### What is needed:
Every line holding "title" should be copied from the records below.

### Dataset rows for apps and sites:
****************

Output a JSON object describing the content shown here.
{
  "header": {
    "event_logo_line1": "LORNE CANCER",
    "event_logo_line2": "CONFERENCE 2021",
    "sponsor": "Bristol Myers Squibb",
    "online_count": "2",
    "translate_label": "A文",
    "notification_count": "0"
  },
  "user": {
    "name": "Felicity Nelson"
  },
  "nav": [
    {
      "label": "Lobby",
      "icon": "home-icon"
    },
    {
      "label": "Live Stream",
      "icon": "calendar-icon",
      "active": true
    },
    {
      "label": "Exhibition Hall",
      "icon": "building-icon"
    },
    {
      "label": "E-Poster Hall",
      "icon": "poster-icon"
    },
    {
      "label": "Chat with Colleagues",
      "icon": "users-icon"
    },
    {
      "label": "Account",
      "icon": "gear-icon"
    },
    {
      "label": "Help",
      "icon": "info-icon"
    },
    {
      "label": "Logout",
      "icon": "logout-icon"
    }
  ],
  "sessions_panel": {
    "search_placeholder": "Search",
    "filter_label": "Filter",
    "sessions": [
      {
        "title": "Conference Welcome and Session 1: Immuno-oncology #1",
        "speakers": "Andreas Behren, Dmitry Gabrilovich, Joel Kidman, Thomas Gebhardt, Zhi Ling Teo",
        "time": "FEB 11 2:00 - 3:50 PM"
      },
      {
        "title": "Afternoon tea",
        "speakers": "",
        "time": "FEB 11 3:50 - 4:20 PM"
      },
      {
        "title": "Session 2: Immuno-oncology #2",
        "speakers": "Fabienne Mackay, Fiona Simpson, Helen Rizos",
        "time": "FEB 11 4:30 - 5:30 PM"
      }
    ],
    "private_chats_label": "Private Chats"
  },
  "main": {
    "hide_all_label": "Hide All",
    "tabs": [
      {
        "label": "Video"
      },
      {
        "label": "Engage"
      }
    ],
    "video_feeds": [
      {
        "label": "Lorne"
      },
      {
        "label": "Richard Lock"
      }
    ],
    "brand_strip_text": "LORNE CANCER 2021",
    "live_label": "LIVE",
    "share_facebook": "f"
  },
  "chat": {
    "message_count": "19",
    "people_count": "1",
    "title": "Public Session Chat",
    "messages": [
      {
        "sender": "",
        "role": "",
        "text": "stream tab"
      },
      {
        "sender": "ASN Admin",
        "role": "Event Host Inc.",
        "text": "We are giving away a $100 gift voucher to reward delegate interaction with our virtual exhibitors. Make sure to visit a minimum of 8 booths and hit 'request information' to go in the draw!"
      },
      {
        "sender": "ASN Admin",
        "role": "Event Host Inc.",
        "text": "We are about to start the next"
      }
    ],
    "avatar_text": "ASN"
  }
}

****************

### Task result:
        "title": "Conference Welcome and Session 1: Immuno-oncology #1",
        "title": "Afternoon tea",
        "title": "Session 2: Immuno-oncology #2",
    "title": "Public Session Chat",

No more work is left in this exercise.